= Extracted data =
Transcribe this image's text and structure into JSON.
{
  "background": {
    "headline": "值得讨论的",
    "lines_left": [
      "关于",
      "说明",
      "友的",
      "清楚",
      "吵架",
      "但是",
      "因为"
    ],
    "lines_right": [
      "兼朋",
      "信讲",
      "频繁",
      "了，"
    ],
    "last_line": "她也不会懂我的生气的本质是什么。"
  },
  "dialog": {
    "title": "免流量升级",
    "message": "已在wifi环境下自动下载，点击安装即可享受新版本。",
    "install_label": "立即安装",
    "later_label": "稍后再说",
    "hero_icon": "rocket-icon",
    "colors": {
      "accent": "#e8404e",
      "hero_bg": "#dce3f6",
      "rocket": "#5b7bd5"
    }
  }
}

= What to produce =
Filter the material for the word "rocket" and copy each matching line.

= Expected answer =
    "hero_icon": "rocket-icon",
      "rocket": "#5b7bd5"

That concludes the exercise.